[What to do]: Check every line of the data for the string "this" and copy the ones that have it.

[Dataset records]:
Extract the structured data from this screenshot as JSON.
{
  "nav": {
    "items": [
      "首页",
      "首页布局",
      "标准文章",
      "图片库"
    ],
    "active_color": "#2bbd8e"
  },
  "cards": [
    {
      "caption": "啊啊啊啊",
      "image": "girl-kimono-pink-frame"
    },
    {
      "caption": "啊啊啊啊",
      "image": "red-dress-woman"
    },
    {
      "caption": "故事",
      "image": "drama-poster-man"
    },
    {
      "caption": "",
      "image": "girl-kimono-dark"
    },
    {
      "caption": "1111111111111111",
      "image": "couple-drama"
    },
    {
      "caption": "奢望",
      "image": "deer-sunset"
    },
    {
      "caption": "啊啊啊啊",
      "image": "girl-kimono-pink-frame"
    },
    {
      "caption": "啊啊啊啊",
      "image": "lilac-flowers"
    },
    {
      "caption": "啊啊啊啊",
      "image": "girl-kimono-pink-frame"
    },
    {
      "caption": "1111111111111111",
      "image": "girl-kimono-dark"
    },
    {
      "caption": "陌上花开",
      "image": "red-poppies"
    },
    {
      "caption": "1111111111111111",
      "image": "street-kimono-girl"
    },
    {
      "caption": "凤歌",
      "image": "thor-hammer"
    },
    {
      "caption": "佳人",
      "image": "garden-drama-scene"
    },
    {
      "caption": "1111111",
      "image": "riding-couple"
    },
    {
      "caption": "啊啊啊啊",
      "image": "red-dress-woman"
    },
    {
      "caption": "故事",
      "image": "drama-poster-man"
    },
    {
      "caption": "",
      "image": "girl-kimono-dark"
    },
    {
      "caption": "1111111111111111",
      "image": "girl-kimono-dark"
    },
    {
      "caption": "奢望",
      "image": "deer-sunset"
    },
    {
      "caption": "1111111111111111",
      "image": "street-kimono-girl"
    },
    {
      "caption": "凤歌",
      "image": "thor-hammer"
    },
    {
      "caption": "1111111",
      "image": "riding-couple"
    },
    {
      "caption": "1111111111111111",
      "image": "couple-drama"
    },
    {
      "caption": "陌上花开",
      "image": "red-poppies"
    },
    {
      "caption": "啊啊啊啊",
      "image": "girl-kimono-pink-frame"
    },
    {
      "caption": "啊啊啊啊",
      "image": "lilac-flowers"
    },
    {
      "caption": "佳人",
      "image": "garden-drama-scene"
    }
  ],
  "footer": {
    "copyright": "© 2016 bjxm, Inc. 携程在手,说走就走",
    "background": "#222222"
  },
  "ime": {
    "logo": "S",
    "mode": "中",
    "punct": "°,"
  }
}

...

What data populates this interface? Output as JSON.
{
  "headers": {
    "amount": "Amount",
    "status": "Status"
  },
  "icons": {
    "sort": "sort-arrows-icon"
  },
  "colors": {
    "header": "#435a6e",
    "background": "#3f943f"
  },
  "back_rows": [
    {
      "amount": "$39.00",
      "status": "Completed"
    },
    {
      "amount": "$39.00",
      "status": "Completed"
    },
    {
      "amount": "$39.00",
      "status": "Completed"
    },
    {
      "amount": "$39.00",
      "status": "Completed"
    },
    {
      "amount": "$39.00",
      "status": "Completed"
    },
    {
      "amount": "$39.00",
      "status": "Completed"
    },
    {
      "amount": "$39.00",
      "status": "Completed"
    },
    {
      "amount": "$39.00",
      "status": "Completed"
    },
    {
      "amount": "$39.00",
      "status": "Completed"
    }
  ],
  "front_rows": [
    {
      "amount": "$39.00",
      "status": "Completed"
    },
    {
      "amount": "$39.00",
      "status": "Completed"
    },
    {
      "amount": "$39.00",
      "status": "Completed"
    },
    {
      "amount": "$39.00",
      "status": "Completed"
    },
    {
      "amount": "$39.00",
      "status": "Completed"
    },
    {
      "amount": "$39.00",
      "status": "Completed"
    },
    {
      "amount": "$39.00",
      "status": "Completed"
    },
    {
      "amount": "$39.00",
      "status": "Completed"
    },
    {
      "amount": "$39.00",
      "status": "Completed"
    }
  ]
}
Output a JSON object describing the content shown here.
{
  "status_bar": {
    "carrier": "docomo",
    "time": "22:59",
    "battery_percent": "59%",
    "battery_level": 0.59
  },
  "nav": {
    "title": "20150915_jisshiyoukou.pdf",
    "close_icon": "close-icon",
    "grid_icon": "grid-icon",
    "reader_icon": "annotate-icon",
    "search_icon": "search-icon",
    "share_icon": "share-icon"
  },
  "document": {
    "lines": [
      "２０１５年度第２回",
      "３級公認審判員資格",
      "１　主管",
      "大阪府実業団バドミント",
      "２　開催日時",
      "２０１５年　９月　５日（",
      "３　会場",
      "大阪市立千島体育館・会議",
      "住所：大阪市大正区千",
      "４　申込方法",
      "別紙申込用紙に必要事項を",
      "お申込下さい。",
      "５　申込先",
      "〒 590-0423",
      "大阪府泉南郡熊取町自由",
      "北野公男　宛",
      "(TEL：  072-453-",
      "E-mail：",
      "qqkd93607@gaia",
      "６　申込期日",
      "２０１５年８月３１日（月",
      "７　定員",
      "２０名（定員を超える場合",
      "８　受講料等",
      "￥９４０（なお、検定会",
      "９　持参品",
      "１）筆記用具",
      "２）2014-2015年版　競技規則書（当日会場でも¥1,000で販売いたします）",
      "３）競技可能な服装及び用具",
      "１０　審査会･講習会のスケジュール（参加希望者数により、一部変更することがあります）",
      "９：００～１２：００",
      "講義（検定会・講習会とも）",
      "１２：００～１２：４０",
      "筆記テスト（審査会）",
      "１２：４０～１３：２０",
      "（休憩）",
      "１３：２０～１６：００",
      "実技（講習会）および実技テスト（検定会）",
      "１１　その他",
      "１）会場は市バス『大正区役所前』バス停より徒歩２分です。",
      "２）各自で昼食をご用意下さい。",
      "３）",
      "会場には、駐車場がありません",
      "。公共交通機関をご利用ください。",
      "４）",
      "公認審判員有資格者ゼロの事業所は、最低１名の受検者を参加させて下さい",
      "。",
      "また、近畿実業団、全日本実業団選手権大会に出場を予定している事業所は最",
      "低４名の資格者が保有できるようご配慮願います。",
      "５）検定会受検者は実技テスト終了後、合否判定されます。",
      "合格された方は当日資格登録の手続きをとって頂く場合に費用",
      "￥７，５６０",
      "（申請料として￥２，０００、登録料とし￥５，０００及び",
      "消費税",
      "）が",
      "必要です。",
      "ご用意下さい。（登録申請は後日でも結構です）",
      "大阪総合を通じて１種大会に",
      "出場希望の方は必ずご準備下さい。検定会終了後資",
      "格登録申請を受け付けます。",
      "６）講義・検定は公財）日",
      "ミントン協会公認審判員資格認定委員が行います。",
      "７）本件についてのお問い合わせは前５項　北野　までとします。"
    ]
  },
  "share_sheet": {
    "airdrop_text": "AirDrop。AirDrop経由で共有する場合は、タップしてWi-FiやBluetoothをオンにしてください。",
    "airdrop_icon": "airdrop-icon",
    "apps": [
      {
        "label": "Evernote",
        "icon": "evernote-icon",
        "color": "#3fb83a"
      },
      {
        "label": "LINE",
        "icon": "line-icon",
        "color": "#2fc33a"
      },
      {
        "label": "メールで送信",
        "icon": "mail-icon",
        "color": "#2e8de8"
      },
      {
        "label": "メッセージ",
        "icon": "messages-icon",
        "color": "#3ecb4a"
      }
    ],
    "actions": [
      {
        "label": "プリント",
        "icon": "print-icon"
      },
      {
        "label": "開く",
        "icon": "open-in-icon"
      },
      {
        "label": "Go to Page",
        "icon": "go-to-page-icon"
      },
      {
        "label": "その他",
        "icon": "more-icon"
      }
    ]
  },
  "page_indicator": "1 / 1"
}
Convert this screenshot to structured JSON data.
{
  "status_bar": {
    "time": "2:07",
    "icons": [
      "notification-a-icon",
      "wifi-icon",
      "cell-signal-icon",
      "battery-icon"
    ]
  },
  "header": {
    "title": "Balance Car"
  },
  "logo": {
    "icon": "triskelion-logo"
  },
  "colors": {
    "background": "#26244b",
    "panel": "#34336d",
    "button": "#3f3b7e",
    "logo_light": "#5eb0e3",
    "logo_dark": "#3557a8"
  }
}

[Answer]:
Extract the structured data from this screenshot as JSON.
What data populates this interface? Output as JSON.
Convert this screenshot to structured JSON data.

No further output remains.